(5.20.32 – 5.15.08)
Although Bob Florence was not one of the names that I’d heard of growing up in Nanaimo, Canada, he was an artist whose incredible legacy permeated much of my mother’s record collection, through the likes of Harry James and Count Basie, in addition to the classical piano repertoire she played. All of that music I find so present in Bob’s tender touch and spirit.
It wasn’t until 2003, when Bud Shank threw us together onstage in a faculty jam session at the Port Townsend workshop, that I personally met and experienced the artistic brilliance of Bob Florence. I had called a standard, “Alone Together,” and wanted to play an uptempo duo out front with my pal Alan Jones. Bob sat pensively at the piano, with his eyes tightly shut, while we carried out our quasi-masculine trumpet-drum battle. When he came in on the bridge, laying down the now legendary “chord of doom,” it was clear the heavyweight in the room was Bob. After we finished, he simply stated, “I’m getting too old to comp for each bar that’s flying by so I just came up with a chord that worked over the entire bridge.” And indeed it did!
From that moment on, as many in the audience will remember, we established a mutual personal and musical admiration for life. Playing together whenever we could, we kept in touch by phone and e-mail and even enjoyed a cherished wedding celebration in British Columbia, where Bob performed a song written for me, lovingly titled “My Sunshine Connection.”
He and I stayed in contact until he fell ill with pneumonia, leaving this Earth only five days shy of his 76th birthday. I find it hard to adjust to the idea that he is actually gone—I could always count on a message or a call just at the moment when it felt like we’d been out of touch too long and needed to reconnect.
During a discussion about how to avoid making enemies, Bob came up with one of my favorite sayings, which wasn’t “life is short,” but rather “life is long!” I’m struggling to agree with this statement at the moment, wishing he were still here, especially after watching videos from the beautiful tribute concert his extraordinary band, Limited Edition, put on in his honor at the Catalina Jazz Club in Hollywood last June. The piano parts were replaced by guitar, a reminder of Bob’s absence represented by the empty piano chair.

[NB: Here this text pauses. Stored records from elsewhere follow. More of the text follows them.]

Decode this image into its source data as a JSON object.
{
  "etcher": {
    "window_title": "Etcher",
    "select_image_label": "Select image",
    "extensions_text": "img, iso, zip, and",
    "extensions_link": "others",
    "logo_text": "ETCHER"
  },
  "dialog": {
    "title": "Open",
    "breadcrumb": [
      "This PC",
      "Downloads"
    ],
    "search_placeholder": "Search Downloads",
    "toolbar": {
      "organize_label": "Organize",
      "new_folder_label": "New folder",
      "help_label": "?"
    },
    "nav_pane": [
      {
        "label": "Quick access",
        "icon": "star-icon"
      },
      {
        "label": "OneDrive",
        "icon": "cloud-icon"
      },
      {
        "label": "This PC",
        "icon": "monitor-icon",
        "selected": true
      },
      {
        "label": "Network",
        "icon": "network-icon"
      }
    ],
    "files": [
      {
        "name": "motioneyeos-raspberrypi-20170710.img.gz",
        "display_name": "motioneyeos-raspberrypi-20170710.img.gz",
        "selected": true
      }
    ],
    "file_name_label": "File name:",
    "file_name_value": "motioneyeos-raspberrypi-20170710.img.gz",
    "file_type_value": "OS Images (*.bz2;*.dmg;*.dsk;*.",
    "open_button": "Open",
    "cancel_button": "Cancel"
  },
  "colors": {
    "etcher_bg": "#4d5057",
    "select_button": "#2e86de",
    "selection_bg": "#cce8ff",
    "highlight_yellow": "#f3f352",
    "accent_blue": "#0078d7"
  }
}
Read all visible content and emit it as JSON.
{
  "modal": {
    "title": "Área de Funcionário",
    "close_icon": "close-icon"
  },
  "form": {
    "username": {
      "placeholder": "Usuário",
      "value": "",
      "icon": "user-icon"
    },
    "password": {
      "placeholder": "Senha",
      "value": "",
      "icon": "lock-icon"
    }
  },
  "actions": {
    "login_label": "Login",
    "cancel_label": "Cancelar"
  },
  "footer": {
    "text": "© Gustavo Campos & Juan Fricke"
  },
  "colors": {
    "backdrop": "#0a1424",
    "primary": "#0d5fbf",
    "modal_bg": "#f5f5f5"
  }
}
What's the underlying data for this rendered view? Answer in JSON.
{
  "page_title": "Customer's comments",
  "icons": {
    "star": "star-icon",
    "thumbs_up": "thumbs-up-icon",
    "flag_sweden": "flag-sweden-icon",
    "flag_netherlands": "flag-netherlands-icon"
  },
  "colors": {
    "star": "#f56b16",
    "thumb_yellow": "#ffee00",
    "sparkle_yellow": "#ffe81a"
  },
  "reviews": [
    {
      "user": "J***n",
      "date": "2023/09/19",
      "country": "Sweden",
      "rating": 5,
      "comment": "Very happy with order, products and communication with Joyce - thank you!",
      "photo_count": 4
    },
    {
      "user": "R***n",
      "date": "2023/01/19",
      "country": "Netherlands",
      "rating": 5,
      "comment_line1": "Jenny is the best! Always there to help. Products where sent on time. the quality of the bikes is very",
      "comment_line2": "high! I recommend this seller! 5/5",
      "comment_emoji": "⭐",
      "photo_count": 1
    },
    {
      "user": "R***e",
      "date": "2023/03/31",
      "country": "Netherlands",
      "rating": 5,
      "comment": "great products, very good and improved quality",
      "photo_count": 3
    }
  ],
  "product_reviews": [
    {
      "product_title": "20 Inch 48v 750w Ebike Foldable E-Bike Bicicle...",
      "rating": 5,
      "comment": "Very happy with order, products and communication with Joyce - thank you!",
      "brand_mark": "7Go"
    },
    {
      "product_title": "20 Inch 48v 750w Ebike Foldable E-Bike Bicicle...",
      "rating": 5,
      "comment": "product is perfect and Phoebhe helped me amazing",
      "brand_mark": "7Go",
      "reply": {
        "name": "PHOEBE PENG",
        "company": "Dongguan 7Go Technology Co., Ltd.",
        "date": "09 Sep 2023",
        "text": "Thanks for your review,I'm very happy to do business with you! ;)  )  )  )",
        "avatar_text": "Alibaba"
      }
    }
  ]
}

For me, his solo-piano discs, released in 2001 and 2005, are particularly poignant, bringing back fond memories of a beautiful musical moment I shared with Geoffrey Keezer, who was crashing at my apartment in New York while based in San Francisco. Geoff was scrambling to get out the door while I was listening to a cut from Bob’s Another Side. An hour later, he still hadn’t left the apartment—we were both glued to the stereo as we sat immobilized with tears in our eyes. We felt like we were listening to a personal concert being played just for the two of us, providing momentary solace in a crazy world, which perfectly exemplifies how I feel about Bob. He was so open to the entire world around him, always finding something special about everyone and everything that crossed his path. Bob once said, “I’d hate to be thought of as a total jazz musician; my personal tastes are so wide-ranging.” Perhaps this is what I loved about Bob from the outset and what brought us together so quickly, turning our brief musical time together into an effortless and highly enjoyable adventure.